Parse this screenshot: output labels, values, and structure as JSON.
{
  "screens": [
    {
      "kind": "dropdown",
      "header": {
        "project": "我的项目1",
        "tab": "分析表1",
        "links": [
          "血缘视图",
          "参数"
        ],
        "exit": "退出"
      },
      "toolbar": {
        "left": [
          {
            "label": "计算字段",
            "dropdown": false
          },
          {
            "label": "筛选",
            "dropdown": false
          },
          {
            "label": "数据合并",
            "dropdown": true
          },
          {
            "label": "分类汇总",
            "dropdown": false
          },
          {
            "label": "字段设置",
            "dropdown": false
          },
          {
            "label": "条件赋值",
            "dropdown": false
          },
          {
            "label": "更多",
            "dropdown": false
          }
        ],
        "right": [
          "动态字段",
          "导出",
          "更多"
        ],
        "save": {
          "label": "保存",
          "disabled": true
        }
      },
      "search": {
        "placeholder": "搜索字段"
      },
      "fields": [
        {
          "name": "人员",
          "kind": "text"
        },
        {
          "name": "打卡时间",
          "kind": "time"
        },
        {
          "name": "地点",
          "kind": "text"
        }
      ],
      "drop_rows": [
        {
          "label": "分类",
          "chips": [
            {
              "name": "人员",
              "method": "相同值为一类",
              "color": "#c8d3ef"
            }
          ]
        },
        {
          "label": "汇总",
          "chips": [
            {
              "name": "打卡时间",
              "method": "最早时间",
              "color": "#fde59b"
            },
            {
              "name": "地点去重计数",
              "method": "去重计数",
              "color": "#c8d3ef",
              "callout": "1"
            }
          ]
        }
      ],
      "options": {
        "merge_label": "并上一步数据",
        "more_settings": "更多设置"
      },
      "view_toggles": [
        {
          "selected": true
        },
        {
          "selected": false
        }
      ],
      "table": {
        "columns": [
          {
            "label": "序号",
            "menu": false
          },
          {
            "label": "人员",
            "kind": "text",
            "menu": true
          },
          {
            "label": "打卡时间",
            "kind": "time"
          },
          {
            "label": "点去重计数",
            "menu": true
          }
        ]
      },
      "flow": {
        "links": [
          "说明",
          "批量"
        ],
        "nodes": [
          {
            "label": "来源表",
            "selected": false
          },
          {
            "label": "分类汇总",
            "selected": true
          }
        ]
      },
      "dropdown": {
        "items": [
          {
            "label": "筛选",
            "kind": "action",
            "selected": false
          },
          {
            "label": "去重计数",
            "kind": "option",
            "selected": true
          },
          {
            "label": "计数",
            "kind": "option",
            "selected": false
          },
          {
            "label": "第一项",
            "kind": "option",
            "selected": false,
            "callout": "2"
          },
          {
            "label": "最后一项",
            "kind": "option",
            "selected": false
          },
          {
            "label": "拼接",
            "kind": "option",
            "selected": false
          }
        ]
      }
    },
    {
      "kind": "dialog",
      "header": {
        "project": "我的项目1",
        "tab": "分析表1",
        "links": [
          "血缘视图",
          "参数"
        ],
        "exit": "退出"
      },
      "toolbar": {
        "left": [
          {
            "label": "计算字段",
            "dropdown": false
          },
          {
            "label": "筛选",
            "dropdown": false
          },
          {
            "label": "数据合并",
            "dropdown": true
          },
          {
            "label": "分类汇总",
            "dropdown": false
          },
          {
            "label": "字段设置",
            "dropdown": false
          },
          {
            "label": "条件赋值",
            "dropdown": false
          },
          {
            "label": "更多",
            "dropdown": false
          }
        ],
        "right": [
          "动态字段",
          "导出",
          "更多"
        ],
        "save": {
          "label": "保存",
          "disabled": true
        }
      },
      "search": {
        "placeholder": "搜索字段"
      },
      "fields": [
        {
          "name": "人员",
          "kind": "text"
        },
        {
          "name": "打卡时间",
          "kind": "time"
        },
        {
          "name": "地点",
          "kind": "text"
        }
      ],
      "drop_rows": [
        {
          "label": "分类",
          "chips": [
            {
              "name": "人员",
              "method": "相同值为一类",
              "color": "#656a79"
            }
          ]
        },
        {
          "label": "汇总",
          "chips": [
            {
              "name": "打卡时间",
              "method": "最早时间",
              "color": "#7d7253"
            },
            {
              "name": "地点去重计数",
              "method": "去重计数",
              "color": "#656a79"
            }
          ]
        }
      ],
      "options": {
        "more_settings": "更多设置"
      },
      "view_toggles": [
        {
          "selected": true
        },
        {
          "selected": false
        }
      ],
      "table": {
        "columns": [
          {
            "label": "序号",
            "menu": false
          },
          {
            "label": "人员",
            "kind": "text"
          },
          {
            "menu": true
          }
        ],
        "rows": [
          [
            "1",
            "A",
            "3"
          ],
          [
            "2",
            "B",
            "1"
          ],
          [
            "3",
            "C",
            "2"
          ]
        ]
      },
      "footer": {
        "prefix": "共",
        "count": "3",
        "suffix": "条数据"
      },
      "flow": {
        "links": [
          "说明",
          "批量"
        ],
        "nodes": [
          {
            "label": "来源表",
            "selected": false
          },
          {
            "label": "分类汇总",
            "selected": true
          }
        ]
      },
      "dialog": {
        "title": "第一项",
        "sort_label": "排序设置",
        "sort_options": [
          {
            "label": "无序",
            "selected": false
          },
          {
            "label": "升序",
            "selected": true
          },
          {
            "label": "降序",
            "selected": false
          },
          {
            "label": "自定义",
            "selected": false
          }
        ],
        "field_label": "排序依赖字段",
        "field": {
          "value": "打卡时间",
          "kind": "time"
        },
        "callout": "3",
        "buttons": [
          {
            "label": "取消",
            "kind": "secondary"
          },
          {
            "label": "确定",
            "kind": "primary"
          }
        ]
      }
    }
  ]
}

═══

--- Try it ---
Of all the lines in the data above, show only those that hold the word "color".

--- Reply ---
              "color": "#c8d3ef"
              "color": "#fde59b"
              "color": "#c8d3ef",
              "color": "#656a79"
              "color": "#7d7253"
              "color": "#656a79"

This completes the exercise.